Introducing Didj - the first-ever gaming handheld that lets you customize both the gaming and learning.
Designed for grade schoolers aged 6 to 10 years, the Didj system offers the action-packed, high-resolution gameplay that kids expect, combined with the robust learning you trust LeapFrog to deliver. But the Didj handheld also connects to the computer to offer something no other system has offered: truly customizable gameplay and curriculum.
Kids can play and learn anywhere with characters from SpongeBob SquarePants, Star Wars and more popular shows, and then go online to trade the points they've earned for modifications to the game worlds, moves, sound effects, music and more. They can even create their own Didji characters in the online Didjerator.
Kids and parents can also shape the learning online by choosing the math and spelling skills they'd like the games to focus on.

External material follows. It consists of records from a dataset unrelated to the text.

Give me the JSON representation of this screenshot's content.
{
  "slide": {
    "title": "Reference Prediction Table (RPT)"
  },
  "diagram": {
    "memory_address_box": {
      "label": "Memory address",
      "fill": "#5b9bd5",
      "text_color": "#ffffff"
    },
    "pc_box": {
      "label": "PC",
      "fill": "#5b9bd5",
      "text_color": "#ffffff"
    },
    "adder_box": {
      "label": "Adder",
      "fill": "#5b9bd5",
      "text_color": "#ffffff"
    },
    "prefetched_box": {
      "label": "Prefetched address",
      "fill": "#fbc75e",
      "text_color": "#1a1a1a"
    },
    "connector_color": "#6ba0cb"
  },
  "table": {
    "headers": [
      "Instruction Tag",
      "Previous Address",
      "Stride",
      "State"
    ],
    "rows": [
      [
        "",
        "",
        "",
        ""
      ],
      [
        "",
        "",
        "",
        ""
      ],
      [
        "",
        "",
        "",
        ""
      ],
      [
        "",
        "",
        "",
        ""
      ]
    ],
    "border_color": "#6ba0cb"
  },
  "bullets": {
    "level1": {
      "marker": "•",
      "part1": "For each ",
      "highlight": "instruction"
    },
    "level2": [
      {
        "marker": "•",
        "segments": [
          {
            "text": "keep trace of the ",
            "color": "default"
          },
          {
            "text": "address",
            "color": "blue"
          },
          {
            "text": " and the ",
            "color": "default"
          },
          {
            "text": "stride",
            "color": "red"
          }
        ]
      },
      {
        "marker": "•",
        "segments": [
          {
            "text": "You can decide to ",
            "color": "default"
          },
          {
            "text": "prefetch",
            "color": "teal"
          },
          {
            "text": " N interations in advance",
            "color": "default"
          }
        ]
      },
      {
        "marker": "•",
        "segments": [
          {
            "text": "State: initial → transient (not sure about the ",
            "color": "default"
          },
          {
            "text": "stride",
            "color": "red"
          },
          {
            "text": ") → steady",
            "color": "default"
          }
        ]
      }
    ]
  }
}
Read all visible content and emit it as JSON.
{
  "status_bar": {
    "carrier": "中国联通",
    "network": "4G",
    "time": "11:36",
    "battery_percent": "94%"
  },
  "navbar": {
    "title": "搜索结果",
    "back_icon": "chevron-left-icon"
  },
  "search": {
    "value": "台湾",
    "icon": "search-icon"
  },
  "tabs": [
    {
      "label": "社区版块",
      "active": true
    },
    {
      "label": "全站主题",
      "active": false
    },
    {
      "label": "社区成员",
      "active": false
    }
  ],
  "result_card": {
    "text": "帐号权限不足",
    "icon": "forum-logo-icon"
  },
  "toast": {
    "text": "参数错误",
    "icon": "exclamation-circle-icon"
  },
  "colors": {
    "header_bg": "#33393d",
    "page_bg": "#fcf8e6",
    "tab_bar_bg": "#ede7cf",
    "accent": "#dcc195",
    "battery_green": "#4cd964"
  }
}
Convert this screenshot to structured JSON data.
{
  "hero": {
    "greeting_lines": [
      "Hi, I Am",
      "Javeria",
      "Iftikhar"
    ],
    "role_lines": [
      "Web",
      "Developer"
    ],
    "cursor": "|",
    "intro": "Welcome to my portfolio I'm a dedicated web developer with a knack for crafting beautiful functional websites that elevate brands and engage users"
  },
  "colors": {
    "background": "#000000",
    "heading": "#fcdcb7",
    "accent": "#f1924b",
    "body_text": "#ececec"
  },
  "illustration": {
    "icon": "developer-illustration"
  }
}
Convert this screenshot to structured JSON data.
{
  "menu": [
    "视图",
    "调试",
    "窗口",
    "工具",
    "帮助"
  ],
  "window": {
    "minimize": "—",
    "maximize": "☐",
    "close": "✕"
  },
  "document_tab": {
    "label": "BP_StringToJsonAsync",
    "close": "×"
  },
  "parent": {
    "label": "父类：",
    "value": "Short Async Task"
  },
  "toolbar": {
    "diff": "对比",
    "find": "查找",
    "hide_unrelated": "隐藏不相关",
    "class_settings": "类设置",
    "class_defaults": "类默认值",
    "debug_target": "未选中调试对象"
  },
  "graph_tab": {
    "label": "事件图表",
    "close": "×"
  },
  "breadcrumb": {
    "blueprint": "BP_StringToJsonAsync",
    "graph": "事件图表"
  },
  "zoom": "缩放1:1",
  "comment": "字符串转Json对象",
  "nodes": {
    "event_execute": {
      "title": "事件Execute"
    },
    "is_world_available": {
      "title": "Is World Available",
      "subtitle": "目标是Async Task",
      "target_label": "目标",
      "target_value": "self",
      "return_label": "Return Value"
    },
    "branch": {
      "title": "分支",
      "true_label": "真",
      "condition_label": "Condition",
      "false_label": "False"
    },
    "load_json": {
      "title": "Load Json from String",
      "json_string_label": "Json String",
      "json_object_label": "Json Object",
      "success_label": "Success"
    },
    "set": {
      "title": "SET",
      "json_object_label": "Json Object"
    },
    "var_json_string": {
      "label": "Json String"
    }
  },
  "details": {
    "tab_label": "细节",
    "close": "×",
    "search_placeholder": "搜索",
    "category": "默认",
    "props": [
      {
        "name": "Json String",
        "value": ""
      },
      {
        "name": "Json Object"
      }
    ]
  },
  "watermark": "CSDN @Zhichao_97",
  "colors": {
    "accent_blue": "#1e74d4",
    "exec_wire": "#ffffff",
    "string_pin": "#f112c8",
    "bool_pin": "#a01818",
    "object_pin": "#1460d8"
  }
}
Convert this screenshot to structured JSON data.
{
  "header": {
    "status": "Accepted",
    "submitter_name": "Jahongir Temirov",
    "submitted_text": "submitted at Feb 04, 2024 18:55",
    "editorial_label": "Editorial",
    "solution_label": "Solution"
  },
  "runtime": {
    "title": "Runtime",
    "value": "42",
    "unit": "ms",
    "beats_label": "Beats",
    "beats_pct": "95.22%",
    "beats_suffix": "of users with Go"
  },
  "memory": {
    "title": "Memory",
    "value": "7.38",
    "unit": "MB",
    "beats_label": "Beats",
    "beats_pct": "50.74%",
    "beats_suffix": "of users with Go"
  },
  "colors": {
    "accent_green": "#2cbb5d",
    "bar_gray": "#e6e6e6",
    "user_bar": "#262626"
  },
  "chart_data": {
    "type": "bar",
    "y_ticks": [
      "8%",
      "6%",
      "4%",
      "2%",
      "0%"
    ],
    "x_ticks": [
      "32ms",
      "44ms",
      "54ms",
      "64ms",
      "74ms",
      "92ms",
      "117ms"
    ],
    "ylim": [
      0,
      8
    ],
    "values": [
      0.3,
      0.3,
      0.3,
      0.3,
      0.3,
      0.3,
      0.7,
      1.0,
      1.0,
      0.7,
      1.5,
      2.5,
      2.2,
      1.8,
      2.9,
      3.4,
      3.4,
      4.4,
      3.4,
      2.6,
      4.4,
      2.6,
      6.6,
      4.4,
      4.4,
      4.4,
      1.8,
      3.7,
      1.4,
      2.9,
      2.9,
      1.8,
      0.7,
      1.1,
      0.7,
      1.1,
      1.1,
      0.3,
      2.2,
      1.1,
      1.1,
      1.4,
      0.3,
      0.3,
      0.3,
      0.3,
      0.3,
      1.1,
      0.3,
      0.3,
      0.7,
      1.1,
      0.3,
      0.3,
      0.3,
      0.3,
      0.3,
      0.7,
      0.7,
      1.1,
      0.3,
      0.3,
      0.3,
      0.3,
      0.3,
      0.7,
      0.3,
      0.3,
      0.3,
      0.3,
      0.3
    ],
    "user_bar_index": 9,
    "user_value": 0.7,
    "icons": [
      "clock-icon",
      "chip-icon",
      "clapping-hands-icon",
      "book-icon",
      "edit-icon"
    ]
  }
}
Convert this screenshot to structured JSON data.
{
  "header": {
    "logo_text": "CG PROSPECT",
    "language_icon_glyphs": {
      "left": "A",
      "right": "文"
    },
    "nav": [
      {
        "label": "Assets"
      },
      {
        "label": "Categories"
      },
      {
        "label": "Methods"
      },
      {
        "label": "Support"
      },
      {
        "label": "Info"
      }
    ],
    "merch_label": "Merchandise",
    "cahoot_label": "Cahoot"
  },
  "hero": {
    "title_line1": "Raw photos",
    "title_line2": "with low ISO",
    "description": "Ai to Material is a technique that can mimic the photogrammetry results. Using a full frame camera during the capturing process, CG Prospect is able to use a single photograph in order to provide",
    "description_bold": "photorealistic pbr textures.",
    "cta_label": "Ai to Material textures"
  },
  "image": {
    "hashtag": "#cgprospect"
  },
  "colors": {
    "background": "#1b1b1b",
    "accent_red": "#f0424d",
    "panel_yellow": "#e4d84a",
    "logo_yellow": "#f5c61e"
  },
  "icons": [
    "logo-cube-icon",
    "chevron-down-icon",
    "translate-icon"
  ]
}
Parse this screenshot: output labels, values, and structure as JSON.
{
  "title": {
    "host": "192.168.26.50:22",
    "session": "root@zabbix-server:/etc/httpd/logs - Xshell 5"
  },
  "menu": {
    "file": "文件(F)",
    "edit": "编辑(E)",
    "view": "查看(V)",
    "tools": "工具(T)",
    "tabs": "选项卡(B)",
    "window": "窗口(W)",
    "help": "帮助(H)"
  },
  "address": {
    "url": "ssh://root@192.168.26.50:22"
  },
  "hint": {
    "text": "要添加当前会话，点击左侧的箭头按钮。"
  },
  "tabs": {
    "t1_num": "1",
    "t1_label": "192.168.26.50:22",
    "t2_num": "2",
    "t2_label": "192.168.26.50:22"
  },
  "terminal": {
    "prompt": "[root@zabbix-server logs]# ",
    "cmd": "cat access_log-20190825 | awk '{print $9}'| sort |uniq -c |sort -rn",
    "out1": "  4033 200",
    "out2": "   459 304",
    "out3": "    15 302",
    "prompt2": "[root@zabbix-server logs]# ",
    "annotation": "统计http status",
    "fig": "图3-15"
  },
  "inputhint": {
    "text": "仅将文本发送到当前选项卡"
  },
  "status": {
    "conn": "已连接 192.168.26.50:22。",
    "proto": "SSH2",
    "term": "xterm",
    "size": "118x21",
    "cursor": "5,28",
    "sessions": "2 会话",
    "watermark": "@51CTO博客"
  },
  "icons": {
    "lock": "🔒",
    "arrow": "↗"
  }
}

Multiplication hard to master? Kids can choose to be quizzed on specific times tables, such as the 6s, 7s and 8s tables.
Spelling a stumbling block? Create a custom spelling list from the 10,000- word database and practice for next week's test.
Didj delivers all this, plus the personalized tutorials and self-leveling learning that are signature to LeapFrog gaming systems.
With the USB connection, parents can also see their children's progress in recent games, get detailed updates on the skills their kids are exploring and share in their accomplishments. The Didj custom gaming system is one of three new LeapFrog connected learning systems that connect to the LeapFrog Learning Path, a free online tool at leapfrog.com that offers unparalleled insights into your child's learning.
Once children know that numbers are symbols for objects (2 stands for two cars) they learn to count sets, or groups of objects, to find sums. Finally, sets of objects can be replaced by numerals and added together in equations.
Children start by using models (blocks, diagrams, drawings) to represent divison as repeated subtraction, or the inverse of multiplication. Finally, they use long division to divide 2- and 3- digit numbers with remainders and decimals.
Children begin to understand multiplication as repeated addition through models (such as adding three groups of two blocks). They begin to memorize multiplication tables, and finally, to multiply 2- and 3- digit numbers, using division to check the results.
The inverse of addition is subtraction - to take away objects and tell how many are left. Once children grasp subtraction, sets of objects can be replaced by numerals in equations.